§ **Data to examine**
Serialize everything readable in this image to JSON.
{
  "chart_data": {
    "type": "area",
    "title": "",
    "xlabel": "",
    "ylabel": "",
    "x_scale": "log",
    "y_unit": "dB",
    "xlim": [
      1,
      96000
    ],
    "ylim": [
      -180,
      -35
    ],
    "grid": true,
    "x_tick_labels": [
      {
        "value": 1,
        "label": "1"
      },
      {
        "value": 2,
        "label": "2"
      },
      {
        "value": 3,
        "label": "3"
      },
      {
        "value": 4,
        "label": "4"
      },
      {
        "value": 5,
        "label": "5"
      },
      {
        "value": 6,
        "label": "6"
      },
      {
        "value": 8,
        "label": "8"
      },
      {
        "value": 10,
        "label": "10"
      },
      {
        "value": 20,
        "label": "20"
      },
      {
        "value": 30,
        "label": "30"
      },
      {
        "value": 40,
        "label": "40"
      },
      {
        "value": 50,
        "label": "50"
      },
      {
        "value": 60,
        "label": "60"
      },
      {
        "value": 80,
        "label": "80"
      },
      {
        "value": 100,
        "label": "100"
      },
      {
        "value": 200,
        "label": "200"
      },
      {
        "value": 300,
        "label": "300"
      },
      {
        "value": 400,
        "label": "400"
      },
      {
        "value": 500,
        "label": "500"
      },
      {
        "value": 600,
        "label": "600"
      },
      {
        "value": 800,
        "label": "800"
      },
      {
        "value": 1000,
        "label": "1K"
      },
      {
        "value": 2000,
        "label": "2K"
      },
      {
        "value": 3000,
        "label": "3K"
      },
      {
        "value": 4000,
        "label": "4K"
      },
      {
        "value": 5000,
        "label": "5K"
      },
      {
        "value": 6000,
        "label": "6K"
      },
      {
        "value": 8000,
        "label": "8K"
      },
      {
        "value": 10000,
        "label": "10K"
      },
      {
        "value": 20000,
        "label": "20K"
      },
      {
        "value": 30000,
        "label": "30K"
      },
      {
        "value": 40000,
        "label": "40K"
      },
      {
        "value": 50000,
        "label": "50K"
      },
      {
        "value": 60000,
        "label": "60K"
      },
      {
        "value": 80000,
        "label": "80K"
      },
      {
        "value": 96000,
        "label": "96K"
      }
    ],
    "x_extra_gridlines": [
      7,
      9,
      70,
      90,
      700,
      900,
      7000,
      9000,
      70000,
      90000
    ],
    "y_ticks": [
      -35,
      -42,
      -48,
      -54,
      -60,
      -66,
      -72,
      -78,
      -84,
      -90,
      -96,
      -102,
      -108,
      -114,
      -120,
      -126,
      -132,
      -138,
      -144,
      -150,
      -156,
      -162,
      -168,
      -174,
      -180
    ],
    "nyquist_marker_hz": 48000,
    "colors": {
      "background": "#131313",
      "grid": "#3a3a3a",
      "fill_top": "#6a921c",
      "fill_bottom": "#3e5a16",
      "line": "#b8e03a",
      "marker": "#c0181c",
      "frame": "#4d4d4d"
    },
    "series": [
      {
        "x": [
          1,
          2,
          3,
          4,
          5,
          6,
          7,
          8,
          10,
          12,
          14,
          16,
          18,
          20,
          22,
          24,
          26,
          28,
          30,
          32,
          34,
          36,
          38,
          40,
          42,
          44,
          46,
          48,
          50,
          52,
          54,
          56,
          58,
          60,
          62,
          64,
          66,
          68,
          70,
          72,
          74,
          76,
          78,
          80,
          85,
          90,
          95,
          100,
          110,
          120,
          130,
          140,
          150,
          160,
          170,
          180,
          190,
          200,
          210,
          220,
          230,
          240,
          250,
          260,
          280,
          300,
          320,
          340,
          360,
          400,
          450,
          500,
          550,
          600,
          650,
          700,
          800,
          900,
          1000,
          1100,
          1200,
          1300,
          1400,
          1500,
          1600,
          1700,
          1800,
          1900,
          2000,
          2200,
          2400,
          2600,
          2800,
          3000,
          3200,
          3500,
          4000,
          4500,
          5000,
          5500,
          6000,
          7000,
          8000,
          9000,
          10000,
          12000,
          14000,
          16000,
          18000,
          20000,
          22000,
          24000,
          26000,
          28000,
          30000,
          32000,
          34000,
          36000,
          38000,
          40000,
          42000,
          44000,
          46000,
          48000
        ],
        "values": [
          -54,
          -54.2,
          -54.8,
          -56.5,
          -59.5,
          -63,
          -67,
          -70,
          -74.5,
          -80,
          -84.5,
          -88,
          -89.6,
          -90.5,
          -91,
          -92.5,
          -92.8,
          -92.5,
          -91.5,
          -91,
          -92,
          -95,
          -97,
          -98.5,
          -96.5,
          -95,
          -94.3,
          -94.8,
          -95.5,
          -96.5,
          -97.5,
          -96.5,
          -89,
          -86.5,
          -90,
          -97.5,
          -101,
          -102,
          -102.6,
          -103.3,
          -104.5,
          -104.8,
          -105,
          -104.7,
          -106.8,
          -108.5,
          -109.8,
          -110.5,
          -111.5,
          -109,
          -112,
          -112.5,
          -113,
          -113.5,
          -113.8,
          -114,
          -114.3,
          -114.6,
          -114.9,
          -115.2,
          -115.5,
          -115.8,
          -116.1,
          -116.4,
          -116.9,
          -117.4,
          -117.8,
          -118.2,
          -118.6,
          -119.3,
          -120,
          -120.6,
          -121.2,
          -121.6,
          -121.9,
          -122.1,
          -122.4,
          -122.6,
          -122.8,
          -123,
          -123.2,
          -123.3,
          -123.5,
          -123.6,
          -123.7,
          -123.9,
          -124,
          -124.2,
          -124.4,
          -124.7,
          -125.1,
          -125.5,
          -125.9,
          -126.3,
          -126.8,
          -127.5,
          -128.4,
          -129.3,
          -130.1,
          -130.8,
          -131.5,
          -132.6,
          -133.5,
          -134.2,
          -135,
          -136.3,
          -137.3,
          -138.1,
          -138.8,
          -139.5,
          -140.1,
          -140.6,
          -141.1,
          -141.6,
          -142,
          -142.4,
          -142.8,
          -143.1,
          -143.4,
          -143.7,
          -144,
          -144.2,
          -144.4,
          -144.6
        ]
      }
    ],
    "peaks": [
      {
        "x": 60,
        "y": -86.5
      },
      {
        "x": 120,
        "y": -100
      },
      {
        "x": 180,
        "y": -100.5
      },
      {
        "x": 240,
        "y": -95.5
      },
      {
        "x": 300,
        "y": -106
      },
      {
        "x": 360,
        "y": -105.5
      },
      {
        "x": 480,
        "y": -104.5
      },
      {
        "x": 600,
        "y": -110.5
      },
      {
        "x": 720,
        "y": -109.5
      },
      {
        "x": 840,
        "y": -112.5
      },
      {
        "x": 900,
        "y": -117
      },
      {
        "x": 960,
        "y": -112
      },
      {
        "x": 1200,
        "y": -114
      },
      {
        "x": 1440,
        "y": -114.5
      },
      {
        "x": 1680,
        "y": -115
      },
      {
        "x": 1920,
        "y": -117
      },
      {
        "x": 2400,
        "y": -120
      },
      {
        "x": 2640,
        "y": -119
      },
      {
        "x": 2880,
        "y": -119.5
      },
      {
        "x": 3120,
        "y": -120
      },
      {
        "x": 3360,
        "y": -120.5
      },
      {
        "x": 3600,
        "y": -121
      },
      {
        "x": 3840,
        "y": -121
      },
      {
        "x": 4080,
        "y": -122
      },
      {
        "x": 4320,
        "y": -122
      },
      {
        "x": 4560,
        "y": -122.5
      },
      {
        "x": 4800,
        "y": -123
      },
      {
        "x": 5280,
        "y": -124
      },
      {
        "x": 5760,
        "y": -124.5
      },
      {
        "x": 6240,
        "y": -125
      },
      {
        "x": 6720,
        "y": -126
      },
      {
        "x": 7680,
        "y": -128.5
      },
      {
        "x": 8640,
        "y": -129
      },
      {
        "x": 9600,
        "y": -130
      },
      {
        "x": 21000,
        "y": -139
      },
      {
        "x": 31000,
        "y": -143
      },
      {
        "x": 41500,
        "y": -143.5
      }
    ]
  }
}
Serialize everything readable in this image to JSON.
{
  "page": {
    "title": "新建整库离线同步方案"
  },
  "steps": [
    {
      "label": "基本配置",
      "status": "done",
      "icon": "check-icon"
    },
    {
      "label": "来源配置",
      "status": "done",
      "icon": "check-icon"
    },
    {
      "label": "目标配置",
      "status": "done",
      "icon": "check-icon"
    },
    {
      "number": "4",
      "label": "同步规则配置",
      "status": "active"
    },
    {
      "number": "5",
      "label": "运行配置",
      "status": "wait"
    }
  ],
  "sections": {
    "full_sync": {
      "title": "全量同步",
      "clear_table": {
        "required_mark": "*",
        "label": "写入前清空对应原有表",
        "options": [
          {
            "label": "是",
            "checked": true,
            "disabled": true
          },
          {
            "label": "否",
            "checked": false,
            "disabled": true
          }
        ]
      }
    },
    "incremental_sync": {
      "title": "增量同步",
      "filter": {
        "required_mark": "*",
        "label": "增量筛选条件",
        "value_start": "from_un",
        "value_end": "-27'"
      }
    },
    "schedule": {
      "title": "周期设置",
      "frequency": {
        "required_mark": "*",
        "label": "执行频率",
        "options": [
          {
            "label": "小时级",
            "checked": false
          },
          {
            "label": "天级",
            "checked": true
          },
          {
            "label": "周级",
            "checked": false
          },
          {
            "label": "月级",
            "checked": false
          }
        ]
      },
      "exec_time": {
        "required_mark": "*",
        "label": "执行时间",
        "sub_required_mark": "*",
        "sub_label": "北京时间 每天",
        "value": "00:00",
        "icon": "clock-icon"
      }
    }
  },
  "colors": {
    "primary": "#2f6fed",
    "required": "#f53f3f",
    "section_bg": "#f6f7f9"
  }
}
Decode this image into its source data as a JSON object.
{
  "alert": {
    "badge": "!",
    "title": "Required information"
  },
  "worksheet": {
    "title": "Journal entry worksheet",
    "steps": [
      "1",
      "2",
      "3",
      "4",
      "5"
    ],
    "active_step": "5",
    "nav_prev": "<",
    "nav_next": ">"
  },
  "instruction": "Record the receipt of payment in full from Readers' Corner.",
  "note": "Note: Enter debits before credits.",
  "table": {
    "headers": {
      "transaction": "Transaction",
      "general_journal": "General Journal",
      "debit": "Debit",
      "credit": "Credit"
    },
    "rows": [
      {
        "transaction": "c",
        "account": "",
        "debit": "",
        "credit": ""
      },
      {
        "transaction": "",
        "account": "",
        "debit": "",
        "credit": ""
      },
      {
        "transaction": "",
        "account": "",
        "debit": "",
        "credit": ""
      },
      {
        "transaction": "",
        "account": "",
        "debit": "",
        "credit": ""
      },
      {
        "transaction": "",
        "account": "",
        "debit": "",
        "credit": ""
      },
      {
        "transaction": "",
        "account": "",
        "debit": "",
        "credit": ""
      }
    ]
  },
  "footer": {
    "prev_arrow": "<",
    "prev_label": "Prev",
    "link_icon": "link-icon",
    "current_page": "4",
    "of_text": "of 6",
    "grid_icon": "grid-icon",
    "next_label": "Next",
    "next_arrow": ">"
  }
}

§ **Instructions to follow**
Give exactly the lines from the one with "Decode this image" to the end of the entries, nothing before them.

§ **Exercise solution**
Decode this image into its source data as a JSON object.
{
  "alert": {
    "badge": "!",
    "title": "Required information"
  },
  "worksheet": {
    "title": "Journal entry worksheet",
    "steps": [
      "1",
      "2",
      "3",
      "4",
      "5"
    ],
    "active_step": "5",
    "nav_prev": "<",
    "nav_next": ">"
  },
  "instruction": "Record the receipt of payment in full from Readers' Corner.",
  "note": "Note: Enter debits before credits.",
  "table": {
    "headers": {
      "transaction": "Transaction",
      "general_journal": "General Journal",
      "debit": "Debit",
      "credit": "Credit"
    },
    "rows": [
      {
        "transaction": "c",
        "account": "",
        "debit": "",
        "credit": ""
      },
      {
        "transaction": "",
        "account": "",
        "debit": "",
        "credit": ""
      },
      {
        "transaction": "",
        "account": "",
        "debit": "",
        "credit": ""
      },
      {
        "transaction": "",
        "account": "",
        "debit": "",
        "credit": ""
      },
      {
        "transaction": "",
        "account": "",
        "debit": "",
        "credit": ""
      },
      {
        "transaction": "",
        "account": "",
        "debit": "",
        "credit": ""
      }
    ]
  },
  "footer": {
    "prev_arrow": "<",
    "prev_label": "Prev",
    "link_icon": "link-icon",
    "current_page": "4",
    "of_text": "of 6",
    "grid_icon": "grid-icon",
    "next_label": "Next",
    "next_arrow": ">"
  }
}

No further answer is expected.